**WHAT YOU HAVE TO DO:**
Would you copy each line of the data below that has "JSON"?

Page and application data records:
----------------
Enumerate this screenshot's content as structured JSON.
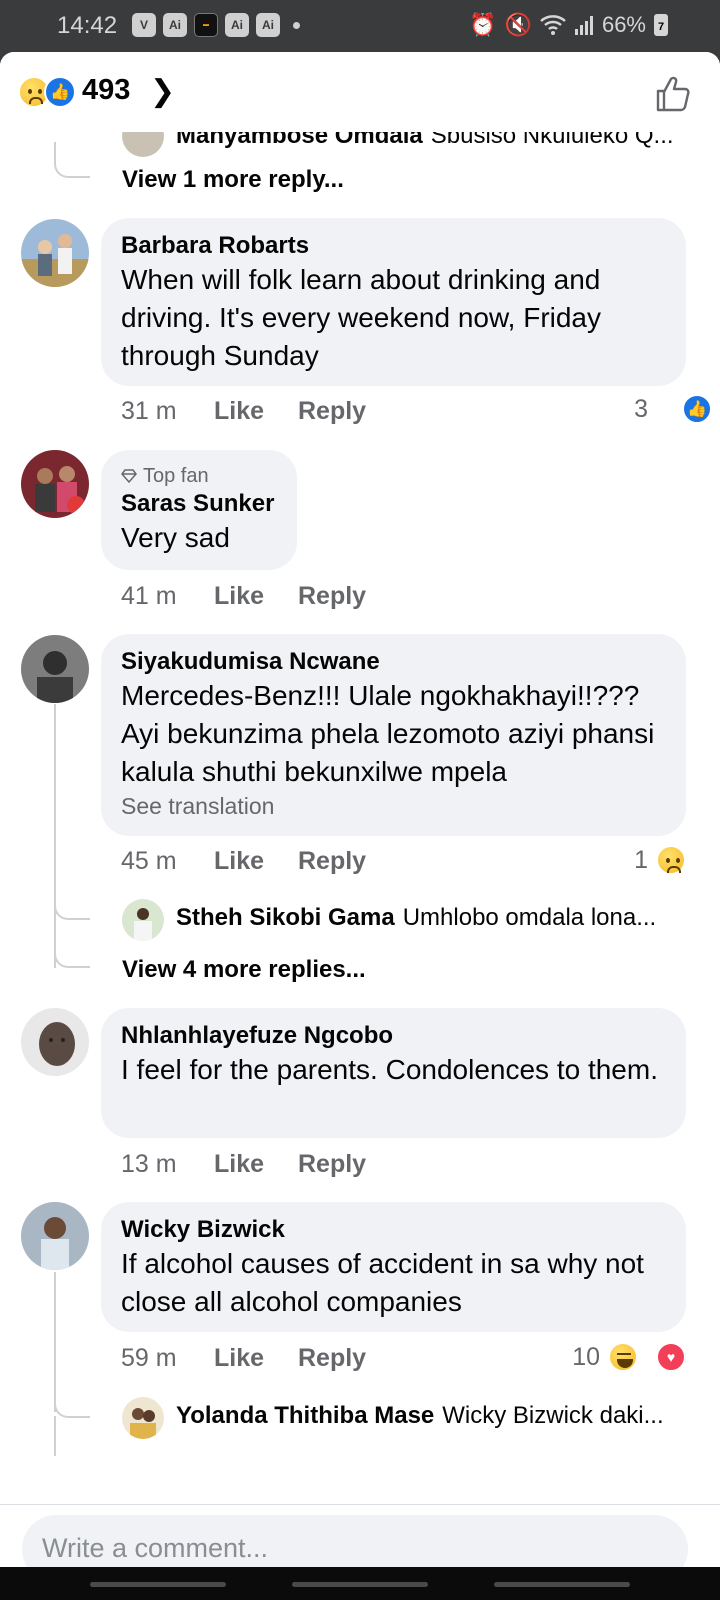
{
  "status_bar": {
    "time": "14:42",
    "app_icons": [
      "V",
      "Ai",
      "",
      "Ai",
      "Ai"
    ],
    "battery": "66%",
    "battery_badge": "7"
  },
  "reaction_bar": {
    "count": "493",
    "icons": [
      "sad-reaction-icon",
      "like-reaction-icon"
    ]
  },
  "partial_reply": {
    "name": "Manyambose Omdala",
    "text": "Sbusiso Nkululeko Q..."
  },
  "comments": [
    {
      "name": "Barbara Robarts",
      "text": "When will folk learn about drinking and driving. It's every weekend now, Friday through Sunday",
      "time": "31 m",
      "like": "Like",
      "reply": "Reply",
      "reactions": "3"
    },
    {
      "badge": "Top fan",
      "name": "Saras Sunker",
      "text": "Very sad",
      "time": "41 m",
      "like": "Like",
      "reply": "Reply"
    },
    {
      "name": "Siyakudumisa Ncwane",
      "text": "Mercedes-Benz!!! Ulale ngokhakhayi!!??? Ayi bekunzima phela lezomoto aziyi phansi kalula shuthi bekunxilwe mpela",
      "translate": "See translation",
      "time": "45 m",
      "like": "Like",
      "reply": "Reply",
      "reactions": "1",
      "reply_preview": {
        "name": "Stheh Sikobi Gama",
        "text": "Umhlobo omdala lona..."
      },
      "view_more": "View 4 more replies..."
    },
    {
      "name": "Nhlanhlayefuze Ngcobo",
      "text": "I feel for the parents. Condolences to them.",
      "time": "13 m",
      "like": "Like",
      "reply": "Reply"
    },
    {
      "name": "Wicky Bizwick",
      "text": "If alcohol causes of accident in sa why not close all alcohol companies",
      "time": "59 m",
      "like": "Like",
      "reply": "Reply",
      "reactions": "10",
      "reply_preview": {
        "name": "Yolanda Thithiba Mase",
        "text": "Wicky Bizwick daki..."
      }
    }
  ],
  "view_more_top": "View 1 more reply...",
  "composer": {
    "placeholder": "Write a comment..."
  }
}
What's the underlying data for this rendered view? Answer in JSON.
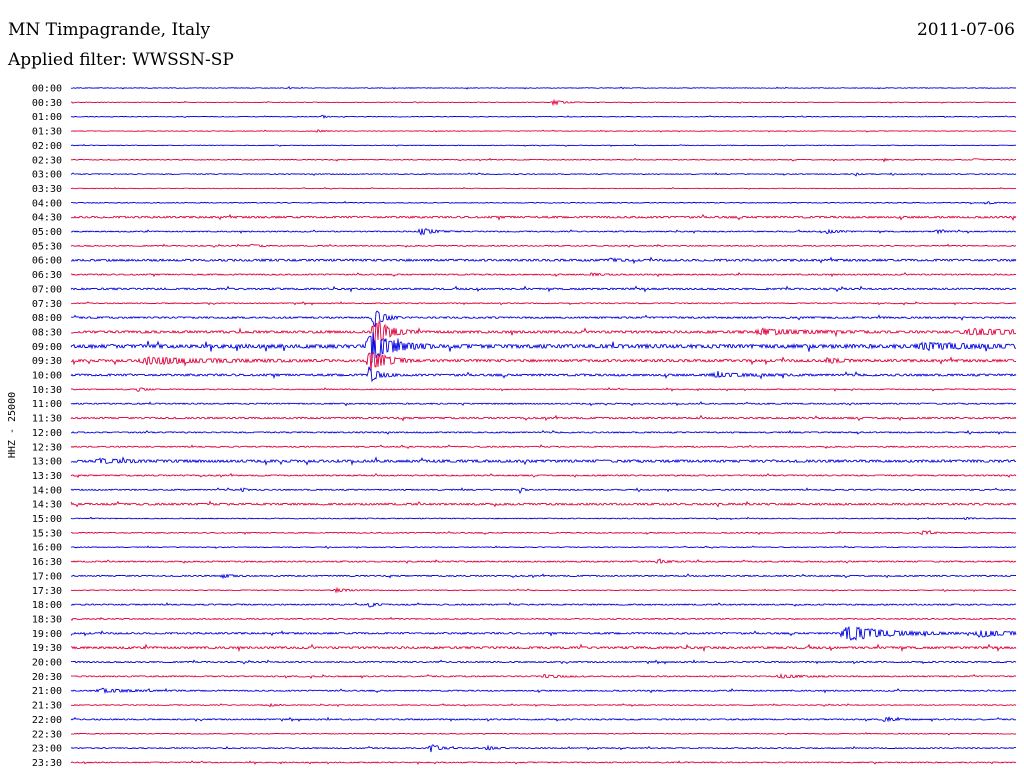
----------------
**REPLY:**
Enumerate this screenshot's content as structured JSON.
What's the underlying data for this rendered view? Answer in JSON.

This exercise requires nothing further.